“Those have been cases being investigated by a local Virginia police or sheriff’s agency,” Geller said, not the state police.
Hubert confirmed that cold cases being handled by local agencies aren’t in the new database yet. He said the Franklin County Sheriff’s Office is working at least two homicide cases — those of Heather Hodges and Vicky Purdy — that may be connected to Douthat’s case.
“The players all overlap,” Hubert said. “I think that by putting these things in the database and starting to put these cases together, it may let somebody in the public start linking them together a little bit, which will be helpful, or it may be a reminder to the agencies as they’re entering them that, ‘Oh, what’s this case here? I’ve heard that name before.’”
“By design, this will help facilitate conversations between different law enforcement agencies and the people who run them, because in order for those local cases that are not currently on the website to have to get up there, they’re going to have to interact with Virginia State Police,” Roem said. “This will have to inherently involve law enforcement officials working collaboratively with each other, and working collaboratively with the public.”
Wade said he’s looking forward to following leads the new database may generate.
“There’s going to be people out there that have information that, for whatever reason, they just haven’t come forward with all these years,” Wade said. “Everybody has a cellphone with them all the time. You never know when they may actually see it and be like, ‘Hey, this is something that I want to provide at this time.’ Having that platform for them to be able to respond to us, I think it’s going be a great thing.”
Roem said the database will only be successful in solving crimes if the public engages with it.
“I am imploring your readers wherever they are, give it a look. Please, give it a look, even if it’s just one time. Just look over the cases and see if there’s something that you remember there,” Roem said. “If we solve even one of these cases because of the cold case database, then the whole thing is worth its while.”
Geller said the site has only generated a “handful” of tips since it launched in June. But she said her agency is “proud” to manage the database and hopes it aids law enforcement in the state’s effort “to successfully resolve these difficult cases and bring closure to the affected families.”
“I’m working the case for the family,” Hubert said of the Douthat case. “That’s devastating for the family. I can’t fathom the thought of not knowing where somebody’s at. I’ve had contact with the suspects or actors in this case, and it’s just very irritating to me that somebody would be able to do this to somebody.”
Edwards said that he’s similarly anxious to solve the cases assigned to him.
“I’m going to solve as many as I can. There’s one I’m particularly interested in that needs to be resolved,” the special agent said. “That would give the family some peace that their loved one’s been found and given a proper burial. That’s my main drive, especially for all these missing persons.”

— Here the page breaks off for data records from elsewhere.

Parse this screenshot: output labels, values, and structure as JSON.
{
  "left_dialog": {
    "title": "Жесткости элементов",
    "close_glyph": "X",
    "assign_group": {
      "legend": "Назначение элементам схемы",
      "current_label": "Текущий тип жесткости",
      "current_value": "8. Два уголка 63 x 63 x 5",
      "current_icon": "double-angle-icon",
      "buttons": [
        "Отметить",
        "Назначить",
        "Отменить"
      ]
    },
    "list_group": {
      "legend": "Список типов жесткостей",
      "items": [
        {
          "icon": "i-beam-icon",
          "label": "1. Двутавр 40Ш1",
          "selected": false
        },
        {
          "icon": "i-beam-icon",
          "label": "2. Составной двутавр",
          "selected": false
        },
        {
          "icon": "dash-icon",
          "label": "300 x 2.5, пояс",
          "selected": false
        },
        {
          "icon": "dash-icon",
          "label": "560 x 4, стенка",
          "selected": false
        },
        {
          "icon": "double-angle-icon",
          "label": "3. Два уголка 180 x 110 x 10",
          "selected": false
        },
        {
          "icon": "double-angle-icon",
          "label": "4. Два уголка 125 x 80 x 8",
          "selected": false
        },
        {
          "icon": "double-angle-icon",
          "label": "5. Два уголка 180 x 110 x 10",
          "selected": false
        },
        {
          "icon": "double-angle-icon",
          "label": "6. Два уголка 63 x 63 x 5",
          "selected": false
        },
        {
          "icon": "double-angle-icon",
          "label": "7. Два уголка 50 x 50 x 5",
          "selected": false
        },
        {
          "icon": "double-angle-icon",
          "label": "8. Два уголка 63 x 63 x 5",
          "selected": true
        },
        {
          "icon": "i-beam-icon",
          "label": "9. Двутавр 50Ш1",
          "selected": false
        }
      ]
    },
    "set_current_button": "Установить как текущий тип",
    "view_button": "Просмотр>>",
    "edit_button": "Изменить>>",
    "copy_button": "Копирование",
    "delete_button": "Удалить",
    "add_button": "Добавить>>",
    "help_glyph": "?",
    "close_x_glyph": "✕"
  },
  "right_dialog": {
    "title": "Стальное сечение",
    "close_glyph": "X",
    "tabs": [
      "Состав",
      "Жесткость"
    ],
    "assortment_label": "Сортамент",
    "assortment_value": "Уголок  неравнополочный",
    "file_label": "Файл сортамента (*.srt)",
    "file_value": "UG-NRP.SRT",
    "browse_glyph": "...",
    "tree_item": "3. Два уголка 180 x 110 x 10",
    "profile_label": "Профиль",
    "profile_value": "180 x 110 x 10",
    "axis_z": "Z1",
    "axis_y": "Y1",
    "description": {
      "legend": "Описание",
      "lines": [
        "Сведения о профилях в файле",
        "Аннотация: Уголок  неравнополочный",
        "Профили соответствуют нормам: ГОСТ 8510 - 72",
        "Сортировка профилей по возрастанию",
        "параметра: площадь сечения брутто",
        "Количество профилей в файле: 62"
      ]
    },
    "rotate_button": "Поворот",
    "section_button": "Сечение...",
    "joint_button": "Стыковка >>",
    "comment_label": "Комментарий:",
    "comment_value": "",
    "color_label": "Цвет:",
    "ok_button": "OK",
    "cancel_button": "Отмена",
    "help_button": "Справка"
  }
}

“The ultimate goal is to find the truth and find out what happened. And then once you find that, then you can hold the people responsible for what they’ve done. We’re seeking the truth, first and foremost,” Zirkle said. “All of the guys that are assigned these cases are up for that challenge.”